Why Is It Called a Hamburger If There’s No Ham?
There’s no clear reason as to why a hamburger is called a hamburger, but our best guess is right in the name: The origins can be traced back to Hamburg, Germany. As Europeans began to immigrate to the United States en masse in the 18th and 19th centuries, they brought with them their favorite foods, including Hamburg steaks, or fried patties of minced beef and chopped onions that were bound together with eggs, bread crumbs, and mild spices.
The burger as we know it today evolved from Hamburg steaks. The name of the German dish was shortened to “Hamburgs” and then, when the beef was eventually sandwiched between two slices of bread, to “hamburgers.” Some sources claim the word “hamburger” first appeared on a menu in 1873, when Delmonico’s restaurant in New York City advertised a hamburger steak. Americans later abbreviated it to “burgers.”
But is this really why a hamburger is called a hamburger? As with other popular foods, there are many people who take credit for not only the word but also the idea.
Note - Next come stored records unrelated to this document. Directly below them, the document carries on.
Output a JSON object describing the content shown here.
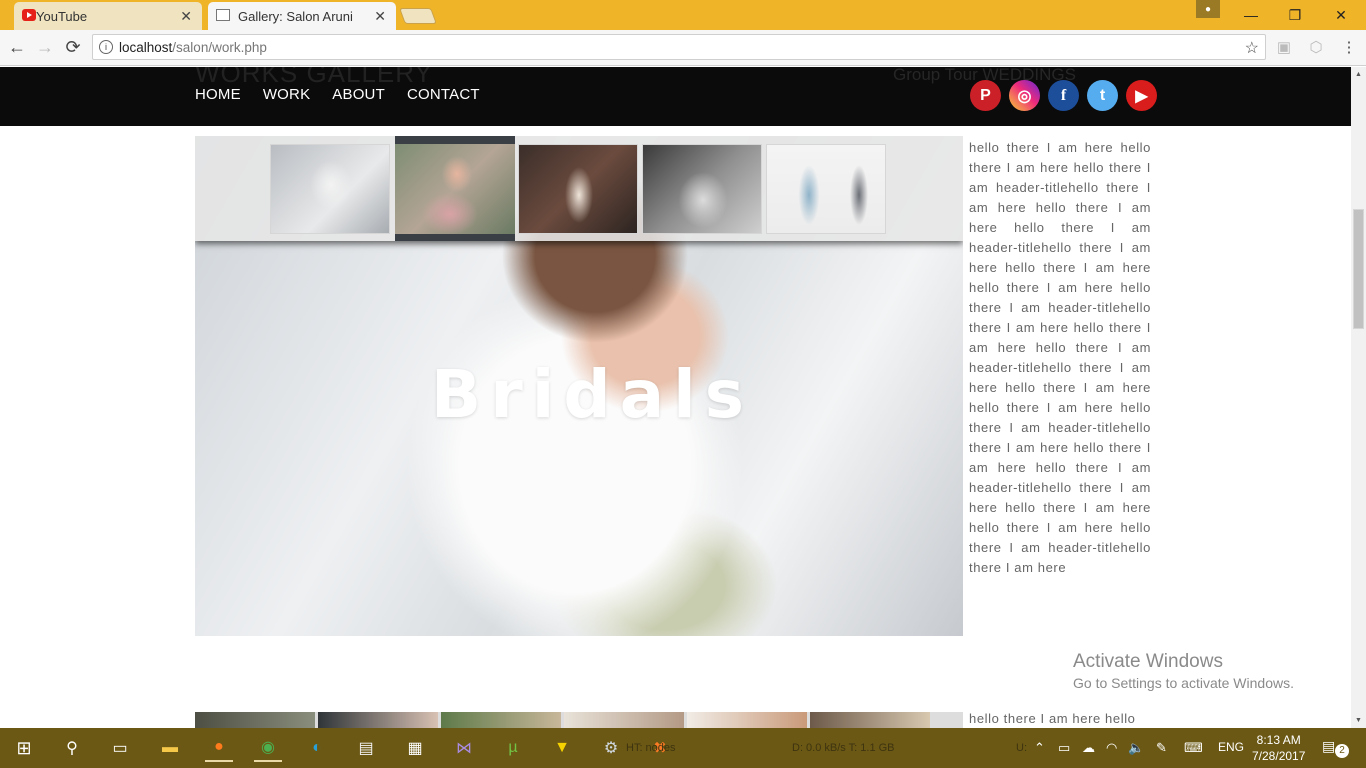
{
  "browser": {
    "tabs": [
      {
        "title": "YouTube",
        "active": false,
        "icon": "youtube-icon"
      },
      {
        "title": "Gallery: Salon Aruni",
        "active": true,
        "icon": "document-icon"
      }
    ],
    "close_glyph": "✕",
    "address": {
      "host": "localhost",
      "path": "/salon/work.php"
    },
    "nav_glyphs": {
      "back": "←",
      "forward": "→",
      "reload": "⟳",
      "info": "i",
      "star": "☆",
      "menu": "⋮"
    }
  },
  "site": {
    "ghost_title": "WORKS GALLERY",
    "ghost_right": "Group   Tour      WEDDINGS",
    "nav": [
      "HOME",
      "WORK",
      "ABOUT",
      "CONTACT"
    ],
    "social": [
      {
        "name": "pinterest",
        "glyph": "P"
      },
      {
        "name": "instagram",
        "glyph": "◎"
      },
      {
        "name": "facebook",
        "glyph": "f"
      },
      {
        "name": "twitter",
        "glyph": "t"
      },
      {
        "name": "youtube",
        "glyph": "▶"
      }
    ],
    "hero_label": "Bridals",
    "side_text": "hello there I am here hello there I am here hello there I am header-titlehello there I am here hello there I am here hello there I am header-titlehello there I am here hello there I am here hello there I am here hello there I am header-titlehello there I am here hello there I am here hello there I am header-titlehello there I am here hello there I am here hello there I am here hello there I am header-titlehello there I am here hello there I am here hello there I am header-titlehello there I am here hello there I am here hello there I am here hello there I am header-titlehello there I am here",
    "side_text2": "hello there I am here hello"
  },
  "watermark": {
    "line1": "Activate Windows",
    "line2": "Go to Settings to activate Windows."
  },
  "taskbar": {
    "ghost_left": "HT:  nodes",
    "ghost_mid": "D: 0.0 kB/s T: 1.1 GB",
    "ghost_right": "U:",
    "lang": "ENG",
    "time": "8:13 AM",
    "date": "7/28/2017",
    "notifications": "2"
  },
  "colors": {
    "tabbar": "#f0b429",
    "header": "#0b0b0b",
    "taskbar": "#6b5814"
  }
}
Were the inventors actually brothers Frank and Charles Menches, who placed a beef patty between two slices of bread at a county fair in Hamburg, New York, in 1885? Was it teenager Charlie Nagreen, who placed meatballs between slices of bread and sold them as hamburgers at the Outagamie County Fair in Seymour, Wisconsin, that same year? Or was it Oscar Weber Bilby, who first sandwiched a patty in a bun in 1891 in Tulsa, Oklahoma? Maybe, as locals will tell you, the first hamburgers were served at Louis’ Lunch sandwich shop in New Haven, Connecticut, in 1900.
They actually get their name from Hamburg, Germany, home of a cut of beef called the Hamburg steak that eventually evolved into what we now consider hamburgers.
In 1802, the Oxford English Dictionary defined Hamburg steak as salt beef. It had little resemblance to the hamburger we know today. It was a hard slab of salted minced beef, often slightly smoked, mixed with onions and breadcrumbs.
The difference between a beef burger and a hamburger
There is no difference! While we can’t say for sure why a hamburger is called a hamburger, beef burgers are still called hamburgers, even though there’s no ham in them. The term “Hamburg” influenced the modern food’s name, perhaps because Hamburg steak so closely resembles the beef patty, so every burger is considered a hamburger, including those with meatless patties.